if this is what I'm going to do, I don't have a lot of time to do it."
He scans the open lawn, where a few Christmases ago he once stood as a 10-foot-tall oak tree named Obadiah Oak during Selby Gardens' Festival of Lights.
It was around the same time that he landed his first stage role as Benjamin Guggenheim in The Players Theatre's Titanic: The Musical.
"I'm Medicare age, he continues. "It's too late to be a general-purpose actor, so I decided to specialize."
He chose Twain because the writer has an endless vault of material from which to pull: hundreds of stories and witticisms that Rawlings has cherished since he was a little boy. Of course, it helped that he looked like the writer after he ditched his glasses and grew a white horseshoe moustache.
"Here's what I looked like when I was Rod Rawlings," he says, presenting a business card for Action Team Real Estate. On the card is an image of a clean-cut real-estate broker in a black suit coat and tie. "It's just hair," he shrugs. "I'm on my third hairdresser. The first two just couldn't get the color right."
The undertaking has been nothing short of a transformation. To prepare for the role, he hired former Broadway director Bob D'Angelo. He traveled to Twain's home in Hartford, Connecticut, and to his hometown of Hannibal, Missouri, the small riverside town that served as the setting for many of his most famous stories.
He read and re-read stacks of the author's books and articles. He memorized quotes and passages, mastering Twain's sentence structure and ponderously slow delivery.

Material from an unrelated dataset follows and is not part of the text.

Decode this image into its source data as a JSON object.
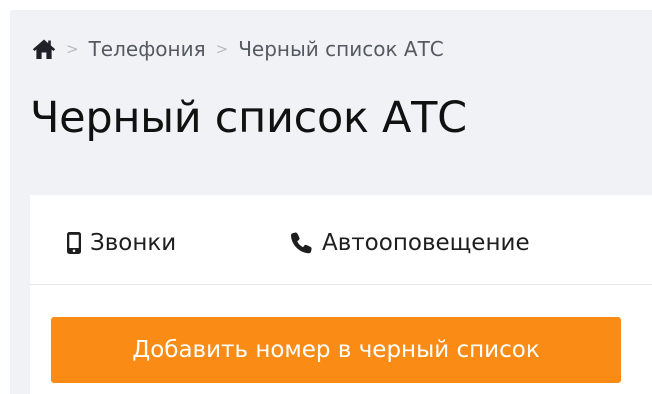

He assumed his mannerisms. (Twain rarely smiled with his teeth.) He brushed up on his trivia. (Twain smoked 40 cigars a day.) And he engrossed himself in the author's attitude. (Twain held a grudge and loved revenge.) He spent hours digesting the research of countless Twain scholars and in the process learned that he and Twain have a lot in common besides a hairline.
To test-market his act, he performed a 90-minute bit at a Manatee County Library in front of a small gathering of people. Part performance art, part monologue, Rawlings strummed his guitar and sang songs, as Twain once did on the eve of his 70th birthday.
"I knew it was a success because people laughed and nobody left," Rawlings says.
"Some people even wanted pictures with me when I was through."
A former hospital administrator and Vietnam War veteran, Rawlings says he's just beginning the third act of his life.
"Act One is: You do what you're told," he says. "Act Two is: You do what you must. Act Three is: You do what you like."
Rod and Mark on the Steps to Twain's Study at Quarry Farm
The father of two daughters, Rawlings moved to Florida with his family as a teenager. After serving two tours in Vietnam, he studied journalism at the University of Maryland and later worked as a reporter for a business newspaper in California.
A voice actor, he produced a nationally syndicated radio program that ran for a year-and-a-half leading up to the 1984 summer Olympics in Los Angeles. And as a fundraising consultant, he helped pad the coffers of many big nonprofit organizations.
"Twain was always trying to get rich, but he didn't care much for money," Rawlings says.
"He wasn't good at taking orders and he was always steering his own course."
Not that he hasn't already created a little stir at Selby Gardens, as curious visitors make their way to his table to ask Twain for advice and hard-earned wisdom. Rawlings obliges, spilling forth with timeless quips until his fans smile and thank him for the commentary.
He says of Twain, "The guy has been dead over 100 years and we're still talking about him. It's like what Thomas Edison once said:
'The average American loves his family and if he has any love left over, it's generally saved for Mark Twain.'"